Some breeds, particularly the Dachshund and most terriers, are hard-wired to dig.

Photo of Dachshund Black Brown Laying Outdoor

They were bred to go to ground after small prey, and digging is instinctive. Humans have little need for vermin hunting today, but these dogs have retained the instinct to dig.

5. Confinement

Some dogs just want to escape their yard. The intact Casanovas of the dog world, for example, dig to escape. They can smell a female in heat up to three miles away and will dig until they’re exhausted to get to her.

6. Loneliness

Dogs are pack animals who aren’t made to be alone. If your dog is left outside by himself all day long, he will find something to do to distract himself. Digging is perfect for this.

7. Comfort

In warm weather, your dog may dig a shallow hole to lie in because the ground just under the surface is much cooler.

Photo of Chow Chow Outdoors
Chow Chow

Spitz-type dogs, such as huskies and Chow Chows, are known for this. They have thick coats that can be too heavy for hot summer weather.

Some dogs will do this in the winter for the opposite reason—the ground temperature is warmer than the air. Dogs can also dig to try to find water.

If she lies in the holes that she digs, your dog is probably digging for comfort.

8. Separation Anxiety

Digging and destructive behavior, both inside and outside your home, can be characteristic of separation anxiety, especially in the companion breeds. But other breeds are prone to it, too.

9. Hunting Prey

Dogs sometimes dig in search of insects or other prey that runs on the ground or underground.

Photo of Beagle In Field

This is classic behavior for some scent hounds.

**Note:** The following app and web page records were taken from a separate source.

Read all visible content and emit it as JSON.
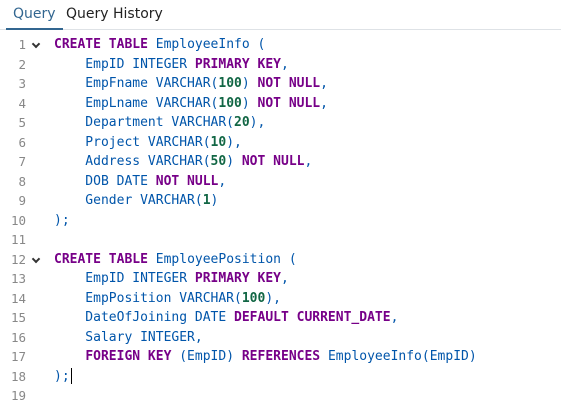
{
  "tabs": [
    {
      "label": "Query",
      "active": true
    },
    {
      "label": "Query History",
      "active": false
    }
  ],
  "editor": {
    "lines": [
      {
        "n": "1",
        "fold": true,
        "tokens": [
          [
            "kw",
            "CREATE"
          ],
          [
            "t",
            " "
          ],
          [
            "kw",
            "TABLE"
          ],
          [
            "t",
            " EmployeeInfo ("
          ]
        ]
      },
      {
        "n": "2",
        "tokens": [
          [
            "t",
            "    EmpID INTEGER "
          ],
          [
            "kw",
            "PRIMARY KEY"
          ],
          [
            "t",
            ","
          ]
        ]
      },
      {
        "n": "3",
        "tokens": [
          [
            "t",
            "    EmpFname VARCHAR("
          ],
          [
            "num",
            "100"
          ],
          [
            "t",
            ") "
          ],
          [
            "kw",
            "NOT NULL"
          ],
          [
            "t",
            ","
          ]
        ]
      },
      {
        "n": "4",
        "tokens": [
          [
            "t",
            "    EmpLname VARCHAR("
          ],
          [
            "num",
            "100"
          ],
          [
            "t",
            ") "
          ],
          [
            "kw",
            "NOT NULL"
          ],
          [
            "t",
            ","
          ]
        ]
      },
      {
        "n": "5",
        "tokens": [
          [
            "t",
            "    Department VARCHAR("
          ],
          [
            "num",
            "20"
          ],
          [
            "t",
            "),"
          ]
        ]
      },
      {
        "n": "6",
        "tokens": [
          [
            "t",
            "    Project VARCHAR("
          ],
          [
            "num",
            "10"
          ],
          [
            "t",
            "),"
          ]
        ]
      },
      {
        "n": "7",
        "tokens": [
          [
            "t",
            "    Address VARCHAR("
          ],
          [
            "num",
            "50"
          ],
          [
            "t",
            ") "
          ],
          [
            "kw",
            "NOT NULL"
          ],
          [
            "t",
            ","
          ]
        ]
      },
      {
        "n": "8",
        "tokens": [
          [
            "t",
            "    DOB DATE "
          ],
          [
            "kw",
            "NOT NULL"
          ],
          [
            "t",
            ","
          ]
        ]
      },
      {
        "n": "9",
        "tokens": [
          [
            "t",
            "    Gender VARCHAR("
          ],
          [
            "num",
            "1"
          ],
          [
            "t",
            ")"
          ]
        ]
      },
      {
        "n": "10",
        "tokens": [
          [
            "t",
            ");"
          ]
        ]
      },
      {
        "n": "11",
        "tokens": []
      },
      {
        "n": "12",
        "fold": true,
        "tokens": [
          [
            "kw",
            "CREATE"
          ],
          [
            "t",
            " "
          ],
          [
            "kw",
            "TABLE"
          ],
          [
            "t",
            " EmployeePosition ("
          ]
        ]
      },
      {
        "n": "13",
        "tokens": [
          [
            "t",
            "    EmpID INTEGER "
          ],
          [
            "kw",
            "PRIMARY KEY"
          ],
          [
            "t",
            ","
          ]
        ]
      },
      {
        "n": "14",
        "tokens": [
          [
            "t",
            "    EmpPosition VARCHAR("
          ],
          [
            "num",
            "100"
          ],
          [
            "t",
            "),"
          ]
        ]
      },
      {
        "n": "15",
        "tokens": [
          [
            "t",
            "    DateOfJoining DATE "
          ],
          [
            "kw",
            "DEFAULT CURRENT_DATE"
          ],
          [
            "t",
            ","
          ]
        ]
      },
      {
        "n": "16",
        "tokens": [
          [
            "t",
            "    Salary INTEGER,"
          ]
        ]
      },
      {
        "n": "17",
        "tokens": [
          [
            "t",
            "    "
          ],
          [
            "kw",
            "FOREIGN KEY"
          ],
          [
            "t",
            " (EmpID) "
          ],
          [
            "kw",
            "REFERENCES"
          ],
          [
            "t",
            " EmployeeInfo(EmpID)"
          ]
        ]
      },
      {
        "n": "18",
        "cursor": true,
        "tokens": [
          [
            "t",
            ");"
          ]
        ]
      },
      {
        "n": "19",
        "tokens": []
      }
    ]
  }
}
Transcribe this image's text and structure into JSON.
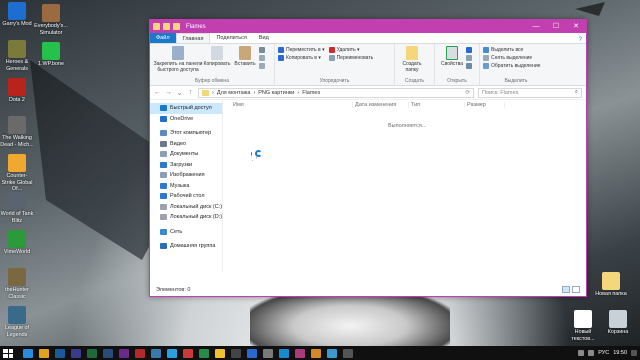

They may smell small animals burrowed in the ground.

The Bassett Hound, Beagle, and Bloodhound, for example, will dig up chipmunks, rabbits, gophers, moles, or ground squirrels.

10. Pica

Pica is an urge to eat abnormal materials such as dirt and soil. Your dog may dig up the ground before he eats it.

11. For Food

We know of at least one breed that digs for food—not for himself, but for humans.

The Lagotto Romagnolo has the traditional job of sniffing out and digging for truffles.

Photo of Lagotto Romagnolo White With Leash | Dog Temperament

12. Burying or recovering treasure (caching)

Dogs will often dig holes to bury bones. This behavior is called caching. There are four reasons why dogs will cache bones and other treasures.

  1. It’s a survival instinct. In the wild, dogs learned that there were times of feast and times of famine. When hunting was good, they preserved food by burying it. When food was scarce, they would return to the holes and retrieve the bones they had hidden earlier.
  2. Today, when a dog is well-fed, he may bury bones simply because he’s full. He buries it to protect it from other animals so he can have it later.
  3. Out of boredom. Sometimes dogs will bury bones and cover them up because they want you to find them.
  4. For entertainment—it’s fun! Sometimes dogs will cache treasures inside, just for fun. They will “bury” something deep in a chair or in the folds of a blanket, for example.

As another example, have you ever put your foot into a shoe and discovered a foreign object in there? Your dog is the likely culprit, inviting you to a game of hide-and-seek.

We’ve even heard an owner story about a Yorkshire Terrier who used to dig “tootsie rolls” from the cat’s litter box and hide them all over the house!

How Do I Stop Dog Digging? (15 Ways)

Most important: Do not punish your dog for digging!

There are as many ways to stop dog digging as there are reasons for digging. But one thing we know for sure is that punishment